Chris For my live shows I have tried to keep my set-up minimal and unobtrusive, in an attempt to place all emphasis on the sound itself. I have just been mixing cassettes of pre recorded layers, no visuals or per formative activity.
m[m]Other than natural & it’s decay/ rebirth are there any other
influences behind your work?
Chris As may be apparent from the title of my first tape, themes of self-sacrifice, both literal and metaphorical, underpin a lot of my thinking about my own work and HNW in general. Restraint. Denial. Ascent through descent.
m[m]List ten albums/release that have had a really impact on you, and
explain why they have?
Chris 1.Vomir Proanomie – As I said before, this was the first recording of pure HNW that I heard. Completely inspirational and totally captivating, this changed my life in many ways, and provided the foundation for the static fortress I have been living in since.
2.Werewolf Jerusalem Masked Spider Of The First / The Rita Bodies Bear Traces of Carnal Violence –It is impossible to pick a single recording from these two masters, so I’ll just say the first I heard from each. Their unwavering dedication to the minimal harsh sound object is unparalleled, and inspires total admiration.
3. A View From Nihil Triumph Of The Broken Will – This release taught me a great deal about the compositional potential of HNW. Gradual, deliberate textural shifting and layering which facilitate, for me, an extraordinarily bleak descent into the blackest of static regions.
4. Morton Feldman Madame Press Died Last Week At Ninety –The first piece of minimal composition that I ever heard. It may not be his best work but it blew my mind upon first listening.
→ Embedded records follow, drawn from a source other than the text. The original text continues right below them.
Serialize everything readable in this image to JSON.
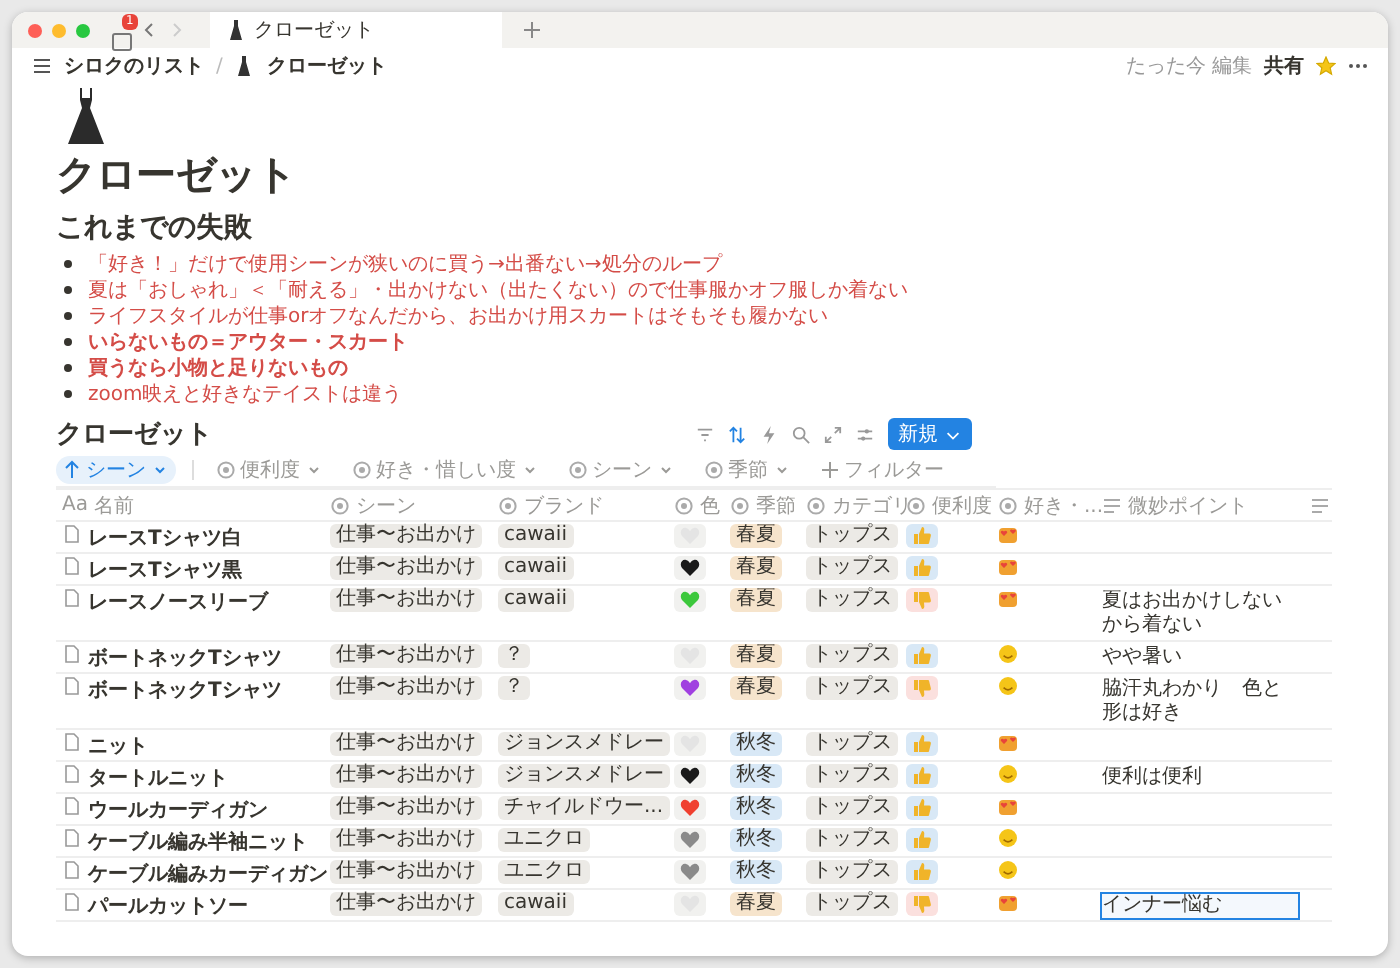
{
  "window": {
    "tab_title": "クローゼット",
    "sidebar_badge": "1"
  },
  "breadcrumb": {
    "items": [
      "シロクのリスト",
      "クローゼット"
    ],
    "separator": "/"
  },
  "topbar": {
    "edited": "たった今 編集",
    "share": "共有",
    "favorite": true
  },
  "page": {
    "title": "クローゼット",
    "heading": "これまでの失敗",
    "bullets": [
      {
        "text": "「好き！」だけで使用シーンが狭いのに買う→出番ない→処分のループ",
        "bold": false
      },
      {
        "text": "夏は「おしゃれ」＜「耐える」・出かけない（出たくない）ので仕事服かオフ服しか着ない",
        "bold": false
      },
      {
        "text": "ライフスタイルが仕事orオフなんだから、お出かけ用スカートはそもそも履かない",
        "bold": false
      },
      {
        "text": "いらないもの＝アウター・スカート",
        "bold": true
      },
      {
        "text": "買うなら小物と足りないもの",
        "bold": true
      },
      {
        "text": "zoom映えと好きなテイストは違う",
        "bold": false
      }
    ]
  },
  "database": {
    "title": "クローゼット",
    "new_button": "新規",
    "filters": [
      {
        "label": "シーン",
        "kind": "sort",
        "active": true
      },
      {
        "label": "便利度",
        "kind": "select",
        "active": false
      },
      {
        "label": "好き・惜しい度",
        "kind": "select",
        "active": false
      },
      {
        "label": "シーン",
        "kind": "select",
        "active": false
      },
      {
        "label": "季節",
        "kind": "select",
        "active": false
      },
      {
        "label": "フィルター",
        "kind": "add",
        "active": false
      }
    ],
    "columns": [
      {
        "label": "名前",
        "kind": "title",
        "prefix": "Aa"
      },
      {
        "label": "シーン",
        "kind": "select"
      },
      {
        "label": "ブランド",
        "kind": "select"
      },
      {
        "label": "色",
        "kind": "select"
      },
      {
        "label": "季節",
        "kind": "select"
      },
      {
        "label": "カテゴリ",
        "kind": "select"
      },
      {
        "label": "便利度",
        "kind": "select"
      },
      {
        "label": "好き・...",
        "kind": "select"
      },
      {
        "label": "微妙ポイント",
        "kind": "text"
      }
    ],
    "rows": [
      {
        "name": "レースTシャツ白",
        "scene": "仕事〜お出かけ",
        "brand": "cawaii",
        "color": "#e4e4e4",
        "season": {
          "label": "春夏",
          "color": "#f6e4cc"
        },
        "category": "トップス",
        "useful": {
          "kind": "up"
        },
        "liking": {
          "kind": "love"
        }
      },
      {
        "name": "レースTシャツ黒",
        "scene": "仕事〜お出かけ",
        "brand": "cawaii",
        "color": "#1a1a1a",
        "season": {
          "label": "春夏",
          "color": "#f6e4cc"
        },
        "category": "トップス",
        "useful": {
          "kind": "up"
        },
        "liking": {
          "kind": "love"
        }
      },
      {
        "name": "レースノースリーブ",
        "scene": "仕事〜お出かけ",
        "brand": "cawaii",
        "color": "#3cc83c",
        "season": {
          "label": "春夏",
          "color": "#f6e4cc"
        },
        "category": "トップス",
        "useful": {
          "kind": "down"
        },
        "liking": {
          "kind": "love"
        },
        "note": {
          "text": "夏はお出かけしないから着ない",
          "selected": false
        }
      },
      {
        "name": "ボートネックTシャツ",
        "scene": "仕事〜お出かけ",
        "brand": "？",
        "color": "#e4e4e4",
        "season": {
          "label": "春夏",
          "color": "#f6e4cc"
        },
        "category": "トップス",
        "useful": {
          "kind": "up"
        },
        "liking": {
          "kind": "ok"
        },
        "note": {
          "text": "やや暑い",
          "selected": false
        }
      },
      {
        "name": "ボートネックTシャツ",
        "scene": "仕事〜お出かけ",
        "brand": "？",
        "color": "#a040e0",
        "season": {
          "label": "春夏",
          "color": "#f6e4cc"
        },
        "category": "トップス",
        "useful": {
          "kind": "down"
        },
        "liking": {
          "kind": "ok"
        },
        "note": {
          "text": "脇汗丸わかり　色と形は好き",
          "selected": false
        }
      },
      {
        "name": "ニット",
        "scene": "仕事〜お出かけ",
        "brand": "ジョンスメドレー",
        "color": "#e4e4e4",
        "season": {
          "label": "秋冬",
          "color": "#d8e8f6"
        },
        "category": "トップス",
        "useful": {
          "kind": "up"
        },
        "liking": {
          "kind": "love"
        }
      },
      {
        "name": "タートルニット",
        "scene": "仕事〜お出かけ",
        "brand": "ジョンスメドレー",
        "color": "#1a1a1a",
        "season": {
          "label": "秋冬",
          "color": "#d8e8f6"
        },
        "category": "トップス",
        "useful": {
          "kind": "up"
        },
        "liking": {
          "kind": "ok"
        },
        "note": {
          "text": "便利は便利",
          "selected": false
        }
      },
      {
        "name": "ウールカーディガン",
        "scene": "仕事〜お出かけ",
        "brand": "チャイルドウー...",
        "color": "#f04030",
        "season": {
          "label": "秋冬",
          "color": "#d8e8f6"
        },
        "category": "トップス",
        "useful": {
          "kind": "up"
        },
        "liking": {
          "kind": "love"
        }
      },
      {
        "name": "ケーブル編み半袖ニット",
        "scene": "仕事〜お出かけ",
        "brand": "ユニクロ",
        "color": "#8a8a8a",
        "season": {
          "label": "秋冬",
          "color": "#d8e8f6"
        },
        "category": "トップス",
        "useful": {
          "kind": "up"
        },
        "liking": {
          "kind": "ok"
        }
      },
      {
        "name": "ケーブル編みカーディガン",
        "scene": "仕事〜お出かけ",
        "brand": "ユニクロ",
        "color": "#8a8a8a",
        "season": {
          "label": "秋冬",
          "color": "#d8e8f6"
        },
        "category": "トップス",
        "useful": {
          "kind": "up"
        },
        "liking": {
          "kind": "ok"
        }
      },
      {
        "name": "パールカットソー",
        "scene": "仕事〜お出かけ",
        "brand": "cawaii",
        "color": "#e4e4e4",
        "season": {
          "label": "春夏",
          "color": "#f6e4cc"
        },
        "category": "トップス",
        "useful": {
          "kind": "down"
        },
        "liking": {
          "kind": "love"
        },
        "note": {
          "text": "インナー悩む",
          "selected": true
        }
      }
    ]
  }
}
Chords, colors, and textures continually restating themselves over a fixed center. From Feldman I discovered the rest of the American minimalists (La Monte Young’s The Second Dream Of The High-Tension Line Step down Transformer proved to be equally influential). Absolutely beautiful.
5. Alvin Lucier I Am Sitting In A Room – A monumentally important piece of sound and a lesson in process. Like the Feldman, it opened many doors to other works, although this is still my favorite Lucier piece.
6. Radu Malfatti/KlausFilip Imaoto – Ultra-minimal and emotionless. This recording took everything I thought I knew about music andleft it in the other room. Micro becomes the macro and I’m left listening tothe refrigerator hum.
7. Iancu Dumitrescu Pierre Sacrées – Harsh composition, feedback, and high gain mic clipping all within an intentional, academic framework. This piece definitely helped me connect the dots between different areas of sound that I was interested in.
8. Lascowiec Asgard Mysteries – Probably my favourite metal album ever. I used to listen to this before nearly every recording session so I know its essence can be found in there somewhere.
9. Aryan Art-???? –Another absolutely amazing metal album. Proud, melodic, inspirational. Again, I often turn to these sounds before working in an attempt to stand above my thoughts and myself.
10.Kevin Drumm S/T and Imperial Distortion – The self-titled for being full of fascinating crackles and hiss, amp hum and dead space. Imperial Distortion for being such a masterpiece of the drone medium. Completely blank-faced minimalism that I can lose myself in every time.
m[m] You mention Morton Feldman as a big influence, and of course he’s
most know for his generally quiet and slowly evolving piano music.
Have you ever thought of mixing piano elements into your sound?
Chris In my work outside of Lungwash I have written a good amount of music for piano but it is certainly not something I intend on incorporating into any of my static oriented pieces. The two worlds remain separate and distinct in my mind.
m[m] What’s next release wise for Lungwash & where do you see your
sound going next?
Chris I have a few releases finished and submitted to the labels but I don’t know how long it will be before those surface. For the immediate future there is a 2xC30 split with Sleep that should be out most likely by the time this interview is posted. There isn’t a particular direction I see my work moving in, just continual immersion in the subtleties of crackle and hiss.
Thanks to chris for his time & efforts with the interview, also thanks for the great pictures too. Lungwashers blog is here http://lungwash.blogspot.com/